Last but not least, I enjoy sending out the follow up questions I get asked on my articles/sessions in the hope it’s useful.
What is the best medium for submitting a pitch?
Double check if there’s any specifications in the pitch itself, if not I would advise PDFs, word and powerpoint. The reason being they are accessible pretty much everywhere and to everyone. Ensuring your pitch can be read is vital.
When should I follow up on a pitch?
I had a client who always used to say “The pest gets the job.” (I think he just wanted to call me a pest!) you should definitely look to pursue a pitch usually within a week. One thing I would say is that when I’ve had tenders out, some suppliers have gone a little overboard in their pursuit of a project past where I think “They are keen go getters” to where I think “that’s annoying.” Don’t be afraid to call a prospect where possible, but always try and make it casual and not a sales call.
What’s a normal hit ratio?
Generally we pitch for anything and everything when we start out, and over time we become more selective. We will also become better at pitching. So the hit ratio will naturally go up. Mine is at 80% at the moment.
What if you’re too busy to pitch?
Then you’re dead in the water. Business development is crucial to your business. Generally if you’re over capacity then you say yes to the pitch and you worry about it if you win. Obviously its important you set up a contingency plan when this does happen which will normally involve offloading the work to a trusted partner/short term hire.
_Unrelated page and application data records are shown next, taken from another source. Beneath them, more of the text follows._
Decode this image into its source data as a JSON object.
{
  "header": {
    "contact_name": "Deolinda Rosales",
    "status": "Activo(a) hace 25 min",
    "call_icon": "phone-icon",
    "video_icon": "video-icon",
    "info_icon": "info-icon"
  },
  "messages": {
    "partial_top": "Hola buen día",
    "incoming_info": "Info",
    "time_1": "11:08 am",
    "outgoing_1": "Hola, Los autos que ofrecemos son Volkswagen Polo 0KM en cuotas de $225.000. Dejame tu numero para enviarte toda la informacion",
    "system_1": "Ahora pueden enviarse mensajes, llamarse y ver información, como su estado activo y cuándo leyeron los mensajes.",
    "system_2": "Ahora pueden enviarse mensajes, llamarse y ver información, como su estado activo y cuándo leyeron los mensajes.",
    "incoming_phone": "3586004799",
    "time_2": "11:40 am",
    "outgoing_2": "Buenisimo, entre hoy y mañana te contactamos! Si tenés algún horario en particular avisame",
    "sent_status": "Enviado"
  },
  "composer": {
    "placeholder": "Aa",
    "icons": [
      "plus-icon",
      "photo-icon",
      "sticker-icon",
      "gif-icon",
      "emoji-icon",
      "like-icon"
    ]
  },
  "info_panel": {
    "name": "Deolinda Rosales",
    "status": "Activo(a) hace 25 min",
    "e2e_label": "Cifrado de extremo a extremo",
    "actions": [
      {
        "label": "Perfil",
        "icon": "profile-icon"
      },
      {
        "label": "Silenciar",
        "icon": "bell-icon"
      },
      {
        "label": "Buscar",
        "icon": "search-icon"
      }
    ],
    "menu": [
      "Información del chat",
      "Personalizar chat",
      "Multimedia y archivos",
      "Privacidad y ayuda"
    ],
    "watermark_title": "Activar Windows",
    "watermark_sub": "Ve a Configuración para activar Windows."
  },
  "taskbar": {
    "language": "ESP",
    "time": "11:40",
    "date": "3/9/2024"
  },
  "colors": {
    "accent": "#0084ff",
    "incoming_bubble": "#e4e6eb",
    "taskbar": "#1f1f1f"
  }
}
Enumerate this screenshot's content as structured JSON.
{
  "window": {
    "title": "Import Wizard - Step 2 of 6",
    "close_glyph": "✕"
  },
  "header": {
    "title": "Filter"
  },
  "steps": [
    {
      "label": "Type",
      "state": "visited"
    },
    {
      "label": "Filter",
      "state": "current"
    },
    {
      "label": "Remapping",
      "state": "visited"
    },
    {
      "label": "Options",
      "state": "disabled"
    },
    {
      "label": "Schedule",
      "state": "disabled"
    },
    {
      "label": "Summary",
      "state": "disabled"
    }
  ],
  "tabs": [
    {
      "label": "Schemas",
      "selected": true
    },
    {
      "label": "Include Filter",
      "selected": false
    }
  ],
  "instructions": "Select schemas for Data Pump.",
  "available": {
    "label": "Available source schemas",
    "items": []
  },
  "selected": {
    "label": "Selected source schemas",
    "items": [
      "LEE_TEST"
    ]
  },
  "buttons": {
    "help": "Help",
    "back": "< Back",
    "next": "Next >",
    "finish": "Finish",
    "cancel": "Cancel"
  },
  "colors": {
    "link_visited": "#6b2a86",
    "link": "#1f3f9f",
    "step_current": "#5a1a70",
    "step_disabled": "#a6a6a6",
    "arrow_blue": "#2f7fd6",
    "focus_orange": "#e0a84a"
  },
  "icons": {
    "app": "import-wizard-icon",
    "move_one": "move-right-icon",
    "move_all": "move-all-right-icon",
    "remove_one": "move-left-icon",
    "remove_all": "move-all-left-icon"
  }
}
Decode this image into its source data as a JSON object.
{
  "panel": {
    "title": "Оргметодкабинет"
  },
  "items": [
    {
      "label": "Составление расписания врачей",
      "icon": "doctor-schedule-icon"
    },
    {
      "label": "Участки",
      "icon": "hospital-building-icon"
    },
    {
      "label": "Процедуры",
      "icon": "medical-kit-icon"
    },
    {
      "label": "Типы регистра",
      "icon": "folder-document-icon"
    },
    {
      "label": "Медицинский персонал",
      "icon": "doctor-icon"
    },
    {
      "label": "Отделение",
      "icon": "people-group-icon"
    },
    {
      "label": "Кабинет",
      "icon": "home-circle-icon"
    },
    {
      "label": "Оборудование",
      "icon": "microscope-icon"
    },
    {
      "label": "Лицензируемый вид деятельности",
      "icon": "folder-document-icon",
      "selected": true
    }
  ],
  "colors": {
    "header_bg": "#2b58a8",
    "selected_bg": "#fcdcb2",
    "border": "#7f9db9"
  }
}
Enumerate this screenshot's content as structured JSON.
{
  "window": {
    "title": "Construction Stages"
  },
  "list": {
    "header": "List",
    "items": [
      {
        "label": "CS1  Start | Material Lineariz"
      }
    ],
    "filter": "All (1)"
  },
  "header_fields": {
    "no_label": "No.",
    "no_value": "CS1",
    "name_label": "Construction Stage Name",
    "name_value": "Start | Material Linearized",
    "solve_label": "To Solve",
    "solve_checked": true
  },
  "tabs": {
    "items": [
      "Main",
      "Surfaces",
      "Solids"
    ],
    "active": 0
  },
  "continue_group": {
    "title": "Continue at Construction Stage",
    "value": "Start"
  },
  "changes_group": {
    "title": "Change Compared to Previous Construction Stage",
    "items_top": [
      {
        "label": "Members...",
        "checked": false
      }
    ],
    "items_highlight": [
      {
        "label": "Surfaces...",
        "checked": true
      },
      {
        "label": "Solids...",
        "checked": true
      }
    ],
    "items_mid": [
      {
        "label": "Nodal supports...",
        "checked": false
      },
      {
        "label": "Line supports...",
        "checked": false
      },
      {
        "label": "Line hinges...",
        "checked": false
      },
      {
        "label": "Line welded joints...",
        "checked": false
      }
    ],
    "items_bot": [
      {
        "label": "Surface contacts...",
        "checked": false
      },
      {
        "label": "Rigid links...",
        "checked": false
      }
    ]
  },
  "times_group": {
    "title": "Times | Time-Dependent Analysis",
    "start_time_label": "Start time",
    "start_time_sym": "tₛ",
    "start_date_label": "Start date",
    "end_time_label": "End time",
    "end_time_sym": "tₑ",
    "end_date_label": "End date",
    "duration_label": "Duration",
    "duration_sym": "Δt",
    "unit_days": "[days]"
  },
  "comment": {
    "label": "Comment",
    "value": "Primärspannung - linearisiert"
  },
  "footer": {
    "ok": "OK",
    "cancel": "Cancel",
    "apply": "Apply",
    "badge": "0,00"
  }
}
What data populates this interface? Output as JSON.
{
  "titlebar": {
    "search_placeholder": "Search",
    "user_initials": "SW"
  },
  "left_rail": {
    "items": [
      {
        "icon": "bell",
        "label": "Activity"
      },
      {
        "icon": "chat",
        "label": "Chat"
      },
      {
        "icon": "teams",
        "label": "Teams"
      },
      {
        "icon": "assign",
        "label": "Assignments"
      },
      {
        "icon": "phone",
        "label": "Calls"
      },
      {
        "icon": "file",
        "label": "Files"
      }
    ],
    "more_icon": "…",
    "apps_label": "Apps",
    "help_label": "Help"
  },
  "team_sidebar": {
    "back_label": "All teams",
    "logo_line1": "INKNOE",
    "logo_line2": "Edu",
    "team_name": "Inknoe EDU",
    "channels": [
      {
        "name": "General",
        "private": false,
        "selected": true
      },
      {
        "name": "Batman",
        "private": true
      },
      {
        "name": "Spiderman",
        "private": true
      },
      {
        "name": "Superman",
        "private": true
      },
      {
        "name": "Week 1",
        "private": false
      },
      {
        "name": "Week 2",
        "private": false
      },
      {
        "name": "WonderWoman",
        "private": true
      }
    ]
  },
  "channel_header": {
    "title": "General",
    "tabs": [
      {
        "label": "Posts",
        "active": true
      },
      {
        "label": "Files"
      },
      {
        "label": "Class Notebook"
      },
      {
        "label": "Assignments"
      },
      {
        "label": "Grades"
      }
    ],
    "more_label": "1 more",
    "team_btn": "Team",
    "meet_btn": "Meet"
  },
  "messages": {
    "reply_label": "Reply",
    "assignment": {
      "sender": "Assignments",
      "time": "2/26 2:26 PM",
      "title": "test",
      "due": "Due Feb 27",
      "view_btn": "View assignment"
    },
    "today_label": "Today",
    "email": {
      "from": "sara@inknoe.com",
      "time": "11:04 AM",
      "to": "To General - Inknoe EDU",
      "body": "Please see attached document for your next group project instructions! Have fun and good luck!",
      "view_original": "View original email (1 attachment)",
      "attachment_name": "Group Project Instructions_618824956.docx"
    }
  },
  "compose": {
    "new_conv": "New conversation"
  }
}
This might mean less profit on this project but generally its better to get prospects through the door and on the books because any work further down the line with that client, you are significantly more likely to win.
What do you do after you’ve won?
So begins our next series of lessons…next we’ll cover how to convert that pitch into a final sale, although we’ve covered things like pitch meetings and phone calls I want to discuss negotiation, spec work and contracts in more detail.